Human beings are always hungry for success. Our hunger to thrive always correlates with our desire to be better than others. We are all obsessed with speed. Whatever we do, we want to be quicker, more efficient and more productive.
Before I was diagnosed with cancer, I have been asking myself many questions for my future:
- What is my “why”?
- What would I do if I wasn’t afraid of anything?
- Where do I want to be in the next few years of my life?
I was about to turn 30 when my growing tumor was discovered. Before my cancer journey had officially started, I was a carefree woman, I always spent time going out with friends and acquaintances, I did plenty of fun activities as much as I could.
Things have changed eventually.
After my treatment was completed, I was unable to do those things. I started isolating myself for 5 months and stopped meeting people. But after that 5 months of isolation and depression due to my PTSD, it has changed my outlook on life.
Having cancer made me think that you never really know what’s around. In the blink of an eye, something unexpected will happen that will totally change your life.
And that’s what exactly happened to me.
Through the years, after I decided to start my blog, it gives me numbers of lessons. These are the things learned by experienced and by making carefully thought decisions.
One of the lessons I want to share to all of you – is to never put pressure on yourself. It is okay to take time and take things at your own pace.
Worrying about where your life is heading is a waste of effort. In the end, you do nothing or less.
For instance, this year 2019, I become much busier than last year (after I quit my full-time career as a teacher). Being occupied and productive is a good sign for my new blooming career.
But there is one problem.
The problem is, I started to multi-task again.
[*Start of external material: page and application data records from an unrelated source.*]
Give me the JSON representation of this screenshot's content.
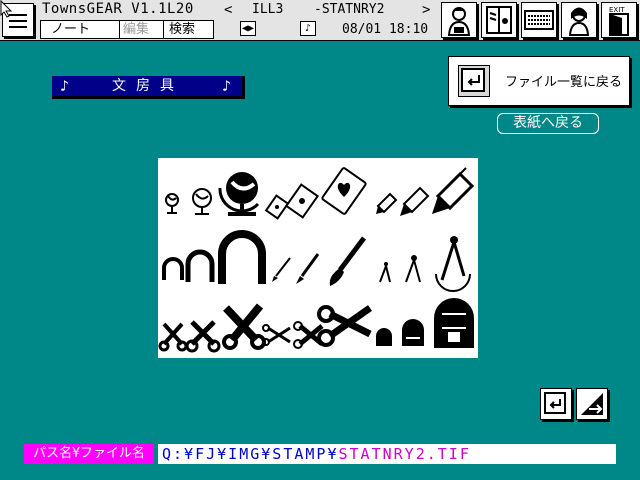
{
  "app": {
    "title": "TownsGEAR V1.1L20",
    "menu": [
      "ノート",
      "編集",
      "検索"
    ],
    "ill_label": "ILL3",
    "file_label": "-STATNRY2",
    "datetime": "08/01 18:10",
    "nav_prev": "<",
    "nav_next": ">"
  },
  "category": {
    "title": "文房具",
    "note_icon": "♪"
  },
  "buttons": {
    "back_to_list": "ファイル一覧に戻る",
    "back_to_cover": "表紙へ戻る"
  },
  "path": {
    "label": "パス名¥ファイル名",
    "directory": "Q:¥FJ¥IMG¥STAMP¥",
    "filename": "STATNRY2.TIF"
  },
  "icons": {
    "toolbar": [
      "person-icon",
      "book-icon",
      "keyboard-icon",
      "lady-icon",
      "exit-icon"
    ],
    "stamps": [
      "globe-icon",
      "card-icon",
      "pencil-icon",
      "magnet-icon",
      "brush-icon",
      "compass-icon",
      "scissors-icon",
      "bag-icon"
    ]
  }
}
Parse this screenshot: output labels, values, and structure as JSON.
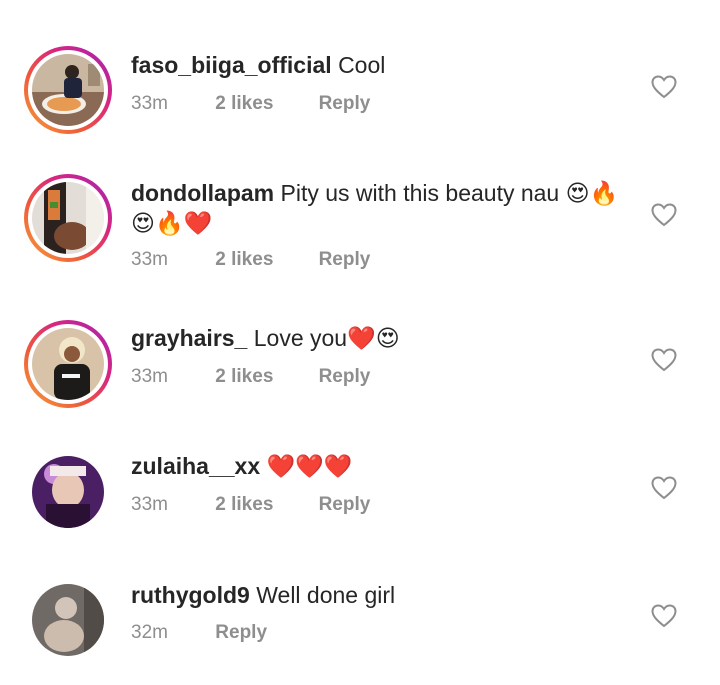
{
  "comments": [
    {
      "username": "faso_biiga_official",
      "text": "Cool",
      "time": "33m",
      "likes": "2 likes",
      "reply": "Reply",
      "avatar_icon": "user-photo-food",
      "has_story_ring": true
    },
    {
      "username": "dondollapam",
      "text": "Pity us with this beauty nau 😍🔥😍🔥❤️",
      "time": "33m",
      "likes": "2 likes",
      "reply": "Reply",
      "avatar_icon": "user-photo",
      "has_story_ring": true
    },
    {
      "username": "grayhairs_",
      "text": "Love you❤️😍",
      "time": "33m",
      "likes": "2 likes",
      "reply": "Reply",
      "avatar_icon": "user-photo",
      "has_story_ring": true
    },
    {
      "username": "zulaiha__xx",
      "text": "❤️❤️❤️",
      "time": "33m",
      "likes": "2 likes",
      "reply": "Reply",
      "avatar_icon": "user-photo",
      "has_story_ring": false
    },
    {
      "username": "ruthygold9",
      "text": "Well done girl",
      "time": "32m",
      "likes": "",
      "reply": "Reply",
      "avatar_icon": "user-photo",
      "has_story_ring": false
    }
  ],
  "icons": {
    "like": "heart-outline-icon"
  },
  "colors": {
    "primary_text": "#262626",
    "secondary_text": "#8e8e8e",
    "ring_start": "#f6a23a",
    "ring_end": "#a223b8"
  }
}
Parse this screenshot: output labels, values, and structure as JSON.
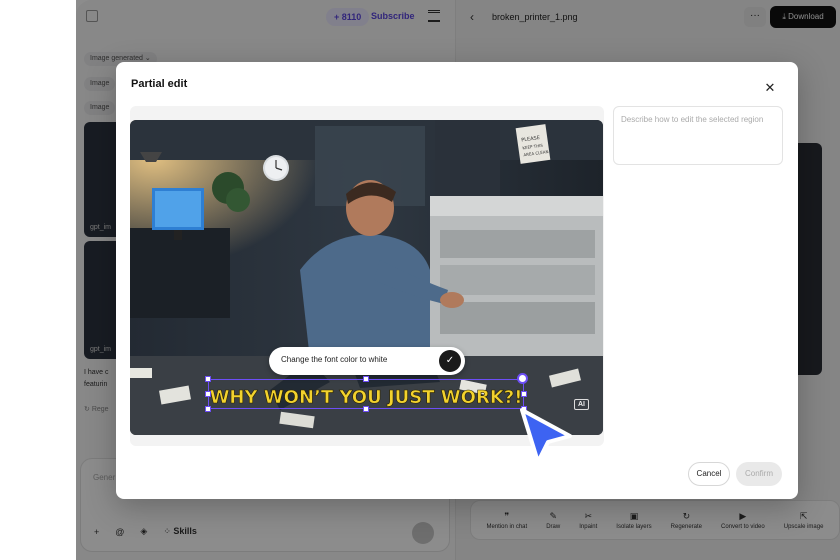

I always know that dealing with more than a task is never good for my wellness (mentally and physically).
There are times, that I have to get things done, so I have no choice but to deal with many responsibilities that I am facing.
But after I successfully completed the responsibilities I am accounted, I focus on the “one thing” I want to happen next.
My “one thing” each time I am free from duties is to rest, get a good sleep or just be alone for a day. This becomes a habit. For example, my purpose is to take a 1 whole day rest (disconnect to work and people). So, I make this a priority without explaining myself to someone why I don’t talk or sometimes they think I am aloof or not in the mood. I just want to be alone. Talk to no one, interact to no one.
Just only with myself, by myself and always myself.
In another case, when I am too exhausted in the middle of my job, I also take things slow and distance from them for the meantime.
Does this put me into trouble? NO.
For almost a year I was able to learn how to control my calendar.
For almost a year I was able to learn how to say “NO” without guilt-tripping.
For almost a year I was able to learn how to confront difficult situations.
For almost a year I was able to learn how to be forward and honest whenever I dislike or like a person.
At the end of the day, you only have yourself. Your work will be always there, your friends remain there but they will not always understand everything that goes in your life. They will never know the thoughts that make you anxious at night.
At the end of the day, you can only trust yourself because things and people change, priorities change, and feelings change. You are the only one truly able of breaking away from everything that’s pulling you backward, not them.
The time when I always decide to be “off the grid” or simply alone and don’t want to be disturbed, that’s the only time I have to look around myself. I pamper myself well, escape from reality and go somewhere else or get enough sleep that I want.
There is no one who knows me better than I know myself. So I don’t feel bad when I set aside my work and other people for the meantime, because my top priority in my list is myself.
🌐 I’m the author of “The Cancer Voice Asia”, and I want to share my experience with cancer to help you through yours. We create a special network of people living with similar experiences that allows us to empower ourselves and helps us to fight against the disease.
👩🔬I was diagnosed with Leiomyosarcome in 2016, when I was 29 years old. My healing journey becomes your healing journey, and I want to use this platform to inspire people all over the world.